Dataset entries
++++++++++

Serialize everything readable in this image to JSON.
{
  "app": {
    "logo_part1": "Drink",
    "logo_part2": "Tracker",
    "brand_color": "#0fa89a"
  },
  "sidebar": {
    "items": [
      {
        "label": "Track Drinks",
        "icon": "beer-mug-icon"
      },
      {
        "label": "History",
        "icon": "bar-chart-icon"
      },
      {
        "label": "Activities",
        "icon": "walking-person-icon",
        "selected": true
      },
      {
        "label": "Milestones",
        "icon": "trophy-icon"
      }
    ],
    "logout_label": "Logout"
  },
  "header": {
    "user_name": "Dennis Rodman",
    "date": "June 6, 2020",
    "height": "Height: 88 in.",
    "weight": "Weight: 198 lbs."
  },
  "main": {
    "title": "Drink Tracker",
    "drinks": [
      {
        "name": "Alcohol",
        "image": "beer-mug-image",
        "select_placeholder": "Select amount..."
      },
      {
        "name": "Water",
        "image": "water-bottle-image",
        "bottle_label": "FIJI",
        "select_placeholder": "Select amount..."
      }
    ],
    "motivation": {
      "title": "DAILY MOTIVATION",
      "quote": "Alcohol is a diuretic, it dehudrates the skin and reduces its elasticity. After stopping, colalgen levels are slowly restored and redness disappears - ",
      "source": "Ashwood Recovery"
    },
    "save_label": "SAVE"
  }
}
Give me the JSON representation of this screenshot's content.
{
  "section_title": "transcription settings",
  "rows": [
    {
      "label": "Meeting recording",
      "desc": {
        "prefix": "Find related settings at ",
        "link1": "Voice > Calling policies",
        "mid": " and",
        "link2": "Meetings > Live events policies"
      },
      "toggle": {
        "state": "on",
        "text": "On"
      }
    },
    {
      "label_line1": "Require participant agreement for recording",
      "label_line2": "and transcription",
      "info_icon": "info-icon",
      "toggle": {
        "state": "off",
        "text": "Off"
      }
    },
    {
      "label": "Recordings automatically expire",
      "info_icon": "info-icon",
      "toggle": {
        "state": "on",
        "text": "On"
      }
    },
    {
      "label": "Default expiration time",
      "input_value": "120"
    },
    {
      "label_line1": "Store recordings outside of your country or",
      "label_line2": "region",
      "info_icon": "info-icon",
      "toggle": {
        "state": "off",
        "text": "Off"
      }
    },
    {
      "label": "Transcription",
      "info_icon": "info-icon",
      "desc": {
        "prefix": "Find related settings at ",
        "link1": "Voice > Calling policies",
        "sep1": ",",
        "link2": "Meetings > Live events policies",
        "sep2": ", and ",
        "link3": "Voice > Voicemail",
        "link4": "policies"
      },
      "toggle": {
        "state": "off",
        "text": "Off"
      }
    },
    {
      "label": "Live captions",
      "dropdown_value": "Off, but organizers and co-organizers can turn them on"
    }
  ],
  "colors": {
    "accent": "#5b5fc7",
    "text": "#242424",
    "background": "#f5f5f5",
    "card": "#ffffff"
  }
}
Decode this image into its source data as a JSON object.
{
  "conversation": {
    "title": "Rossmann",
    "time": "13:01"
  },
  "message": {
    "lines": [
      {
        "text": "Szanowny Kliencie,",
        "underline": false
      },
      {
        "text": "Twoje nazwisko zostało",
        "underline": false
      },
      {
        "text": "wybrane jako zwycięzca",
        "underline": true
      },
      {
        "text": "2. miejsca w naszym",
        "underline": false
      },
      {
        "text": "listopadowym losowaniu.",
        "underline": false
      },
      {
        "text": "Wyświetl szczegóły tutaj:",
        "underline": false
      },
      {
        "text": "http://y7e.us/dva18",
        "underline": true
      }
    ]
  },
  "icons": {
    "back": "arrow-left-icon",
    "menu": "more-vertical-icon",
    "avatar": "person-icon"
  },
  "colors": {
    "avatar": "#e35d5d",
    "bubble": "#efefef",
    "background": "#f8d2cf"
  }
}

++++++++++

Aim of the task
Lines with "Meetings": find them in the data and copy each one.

Output below
        "link2": "Meetings > Live events policies"
        "link2": "Meetings > Live events policies",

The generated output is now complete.